Ionut Budisteanu, 19, traveled all the way from Romania to enter his self-driving car into the Intel International Science and Engineering Festival In Arizona in May 2013.
Other folks are working on self-driving cars (most famously, Google), but the technology used to power them is expensive. Budisteanu's design brings the cost down to a mere $4000.
Most of the systems the big guys are working on make use of effective but expensive high-resolution 3-D radar (which is what is mounted on the roof of the car). But Budisteanu says a lower-resolution radar will still detect the big dangers -- trees, cars, and pedestrians -- while inexpensive cameras can do the rest of the work, like seeing lane lines and curbs.
His design is not perfect, but it is promising.

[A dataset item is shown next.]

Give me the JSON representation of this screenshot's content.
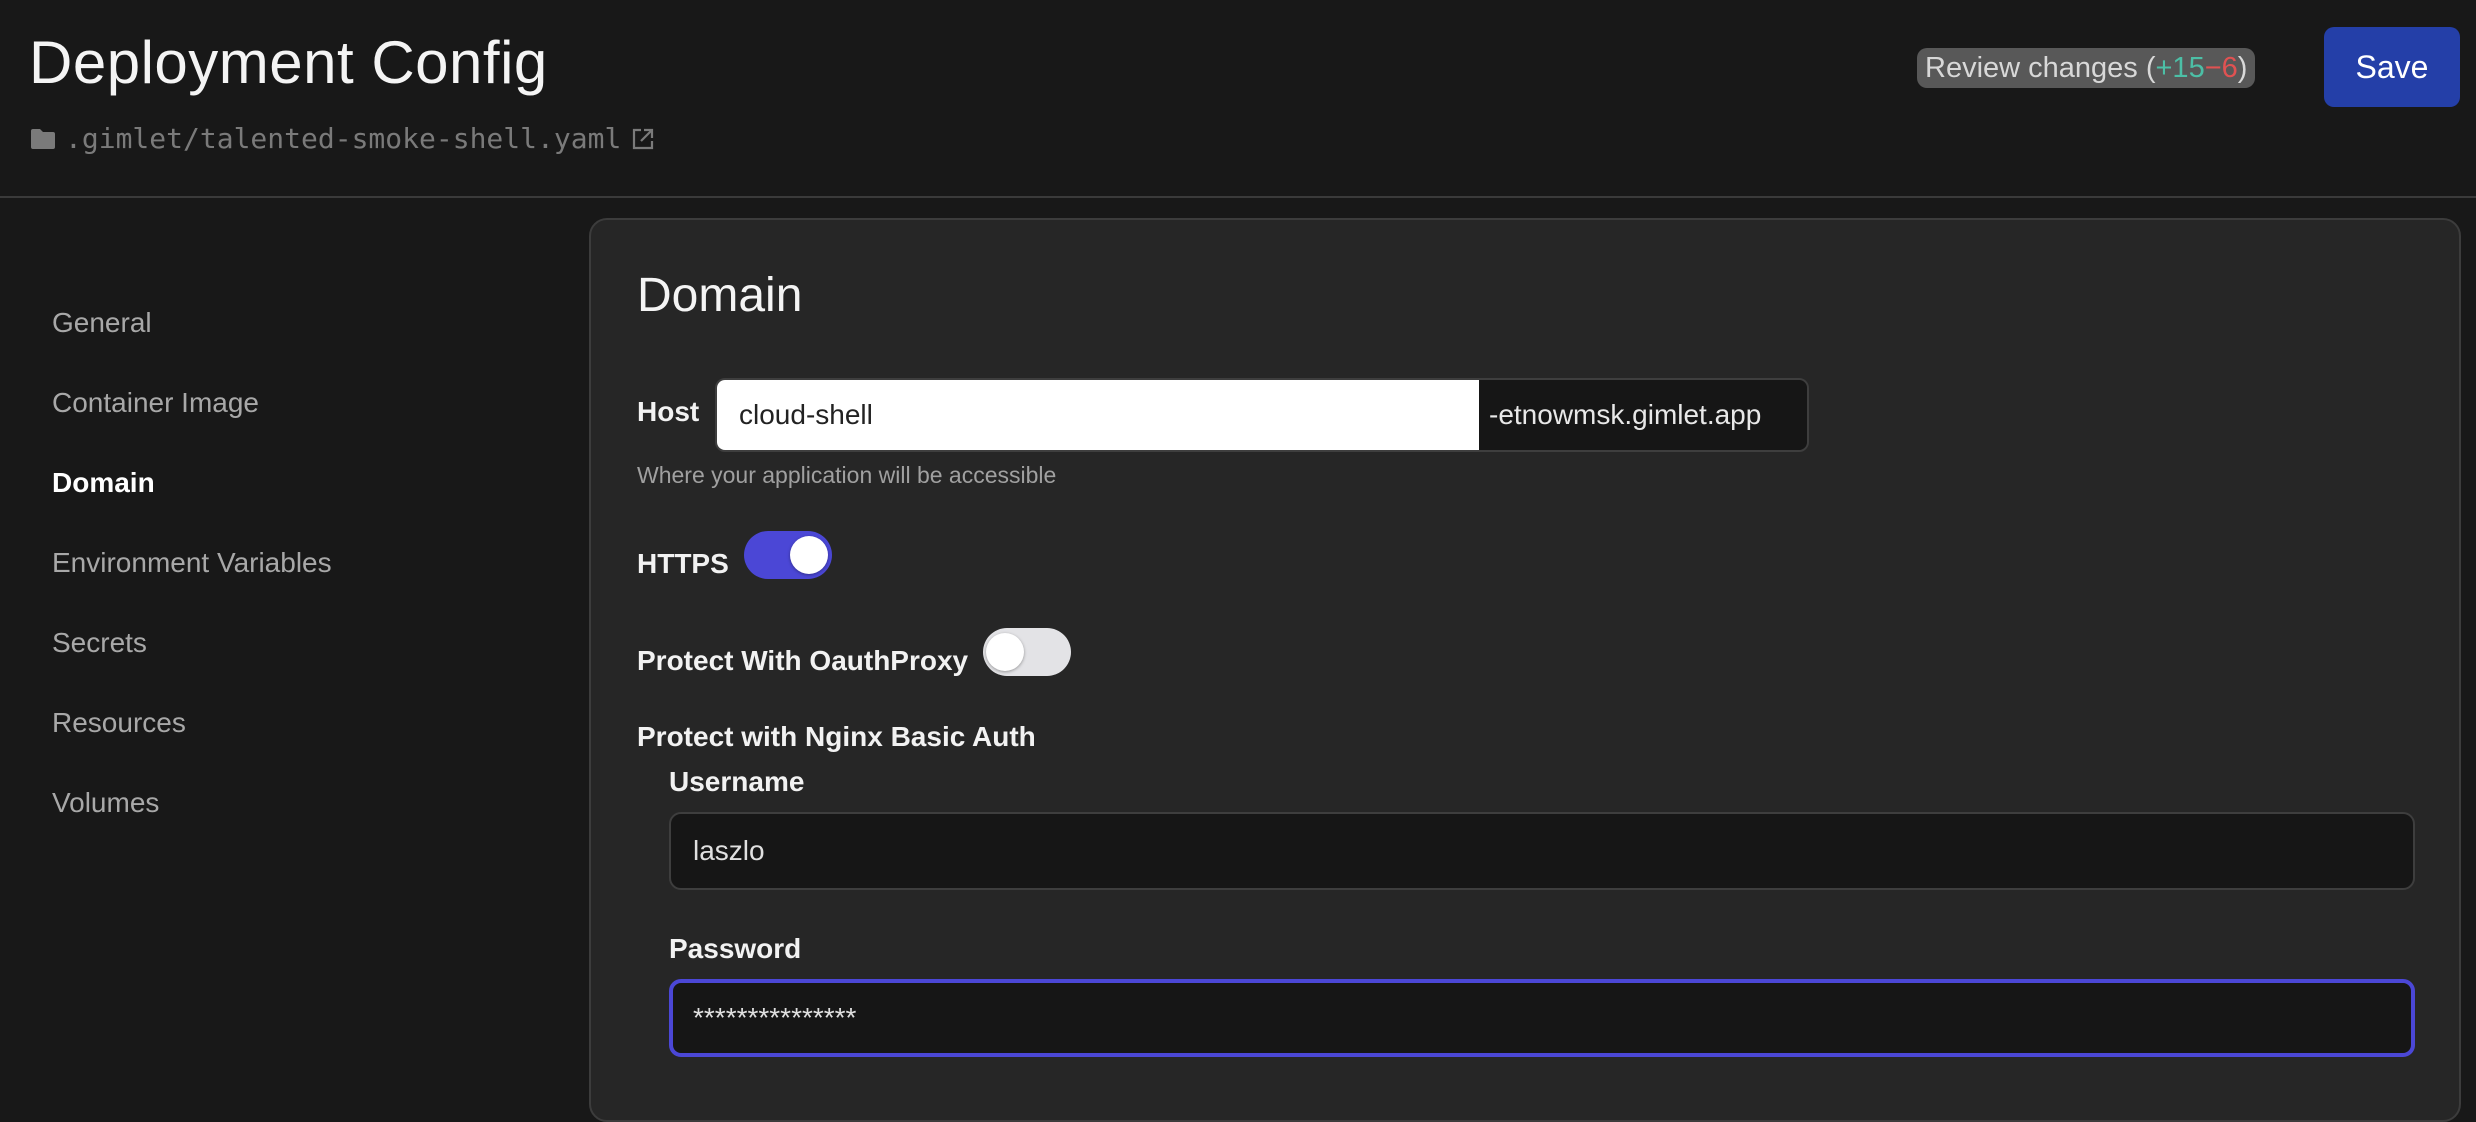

He has already attracted some interest from investors in his native Romania, according to Darren Quick of Gizmag. But it doesn't sound like he is in this for the money.
'I want to be a researcher and university professor to make research to help the world to develop,' Budisteanu said at the Intel ISEF awards ceremony (see video below). 'This is the purpose of mankind -- to create some inventions and to create some projects in order to help the entire population and the entire world.'
Here is a video he made showing how his system works:
Easton LaChappelle hails from Colorado and according to a recent TED talk he gave loves to build things.
He used 3-D printing technology to build a low-cost prosthetic arm when he met a girl whose own robotic arm cost $8000. LaChappelle's is only $250.
He came in second in the Intel International Science and Engineering Fair, and took his invention to the White House Science Fair and demo'd it for President Obama.
Thiago Olson, Conrad Farnsworth, and Taylor Wilson all joined a short list of people who have home brewed nuclear fusion reactors or accelerators in there garages, backyards, or basements.
Thiago was the first of the three, building his when he was only 15 in his garage in Michigan. He went on to graduate rom Vanderbilt and co-found a company called Protean Payment.
Conrad Farnsworth built his in 2012 at the age of 18. He tried to enter it into a science fair in his home state of Wyoming but was disqualified on that grounds that.... he competed in too many science fairs.
And Taylor Wilson, built his at the tender age of 14. He later attended the University of Nevada, Reno, but dropped out when tech billionaire Peter Thiel awarded him one of the prestigious Thiel Fellowships, 'a no-strings-attached grant of $100,000 to skip college' and focus on his dream of working in nuclear science.